◆ Task objective: The answer must be an exact reproduction of all the entries.

◆ Input data:
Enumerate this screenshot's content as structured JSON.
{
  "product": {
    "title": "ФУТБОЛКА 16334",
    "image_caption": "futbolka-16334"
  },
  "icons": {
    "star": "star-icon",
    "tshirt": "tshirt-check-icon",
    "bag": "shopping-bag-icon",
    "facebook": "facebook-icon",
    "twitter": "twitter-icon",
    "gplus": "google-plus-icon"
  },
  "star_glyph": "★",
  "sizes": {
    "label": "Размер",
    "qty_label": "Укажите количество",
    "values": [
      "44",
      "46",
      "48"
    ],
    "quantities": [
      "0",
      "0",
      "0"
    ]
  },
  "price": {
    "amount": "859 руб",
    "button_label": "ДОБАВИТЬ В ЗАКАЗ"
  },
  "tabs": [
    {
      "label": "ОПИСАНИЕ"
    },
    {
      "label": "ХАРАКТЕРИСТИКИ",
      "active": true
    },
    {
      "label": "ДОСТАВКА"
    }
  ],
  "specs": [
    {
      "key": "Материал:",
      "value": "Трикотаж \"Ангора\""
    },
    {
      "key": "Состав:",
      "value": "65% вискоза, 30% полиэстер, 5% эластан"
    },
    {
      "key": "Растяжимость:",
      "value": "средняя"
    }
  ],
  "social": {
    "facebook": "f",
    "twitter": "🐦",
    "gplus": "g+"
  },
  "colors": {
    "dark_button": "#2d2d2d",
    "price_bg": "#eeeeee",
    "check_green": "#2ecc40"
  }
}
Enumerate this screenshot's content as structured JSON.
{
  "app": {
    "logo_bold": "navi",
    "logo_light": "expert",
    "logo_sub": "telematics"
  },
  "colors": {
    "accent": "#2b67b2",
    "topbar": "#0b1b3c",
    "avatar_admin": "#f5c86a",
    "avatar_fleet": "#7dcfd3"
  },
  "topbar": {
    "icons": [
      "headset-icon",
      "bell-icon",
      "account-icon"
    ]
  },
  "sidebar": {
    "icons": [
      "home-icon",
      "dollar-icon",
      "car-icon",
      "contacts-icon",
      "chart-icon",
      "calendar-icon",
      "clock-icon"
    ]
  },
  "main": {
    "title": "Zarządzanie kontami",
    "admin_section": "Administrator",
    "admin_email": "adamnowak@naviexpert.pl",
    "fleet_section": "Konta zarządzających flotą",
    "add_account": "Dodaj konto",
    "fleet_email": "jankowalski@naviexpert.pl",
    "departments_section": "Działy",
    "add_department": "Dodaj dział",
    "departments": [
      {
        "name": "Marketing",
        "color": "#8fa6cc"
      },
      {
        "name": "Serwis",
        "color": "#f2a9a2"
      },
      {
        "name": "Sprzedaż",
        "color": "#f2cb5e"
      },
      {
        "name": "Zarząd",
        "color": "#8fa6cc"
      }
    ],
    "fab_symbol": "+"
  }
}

◆ Solution to the exercise:
Enumerate this screenshot's content as structured JSON.
{
  "product": {
    "title": "ФУТБОЛКА 16334",
    "image_caption": "futbolka-16334"
  },
  "icons": {
    "star": "star-icon",
    "tshirt": "tshirt-check-icon",
    "bag": "shopping-bag-icon",
    "facebook": "facebook-icon",
    "twitter": "twitter-icon",
    "gplus": "google-plus-icon"
  },
  "star_glyph": "★",
  "sizes": {
    "label": "Размер",
    "qty_label": "Укажите количество",
    "values": [
      "44",
      "46",
      "48"
    ],
    "quantities": [
      "0",
      "0",
      "0"
    ]
  },
  "price": {
    "amount": "859 руб",
    "button_label": "ДОБАВИТЬ В ЗАКАЗ"
  },
  "tabs": [
    {
      "label": "ОПИСАНИЕ"
    },
    {
      "label": "ХАРАКТЕРИСТИКИ",
      "active": true
    },
    {
      "label": "ДОСТАВКА"
    }
  ],
  "specs": [
    {
      "key": "Материал:",
      "value": "Трикотаж \"Ангора\""
    },
    {
      "key": "Состав:",
      "value": "65% вискоза, 30% полиэстер, 5% эластан"
    },
    {
      "key": "Растяжимость:",
      "value": "средняя"
    }
  ],
  "social": {
    "facebook": "f",
    "twitter": "🐦",
    "gplus": "g+"
  },
  "colors": {
    "dark_button": "#2d2d2d",
    "price_bg": "#eeeeee",
    "check_green": "#2ecc40"
  }
}
Enumerate this screenshot's content as structured JSON.
{
  "app": {
    "logo_bold": "navi",
    "logo_light": "expert",
    "logo_sub": "telematics"
  },
  "colors": {
    "accent": "#2b67b2",
    "topbar": "#0b1b3c",
    "avatar_admin": "#f5c86a",
    "avatar_fleet": "#7dcfd3"
  },
  "topbar": {
    "icons": [
      "headset-icon",
      "bell-icon",
      "account-icon"
    ]
  },
  "sidebar": {
    "icons": [
      "home-icon",
      "dollar-icon",
      "car-icon",
      "contacts-icon",
      "chart-icon",
      "calendar-icon",
      "clock-icon"
    ]
  },
  "main": {
    "title": "Zarządzanie kontami",
    "admin_section": "Administrator",
    "admin_email": "adamnowak@naviexpert.pl",
    "fleet_section": "Konta zarządzających flotą",
    "add_account": "Dodaj konto",
    "fleet_email": "jankowalski@naviexpert.pl",
    "departments_section": "Działy",
    "add_department": "Dodaj dział",
    "departments": [
      {
        "name": "Marketing",
        "color": "#8fa6cc"
      },
      {
        "name": "Serwis",
        "color": "#f2a9a2"
      },
      {
        "name": "Sprzedaż",
        "color": "#f2cb5e"
      },
      {
        "name": "Zarząd",
        "color": "#8fa6cc"
      }
    ],
    "fab_symbol": "+"
  }
}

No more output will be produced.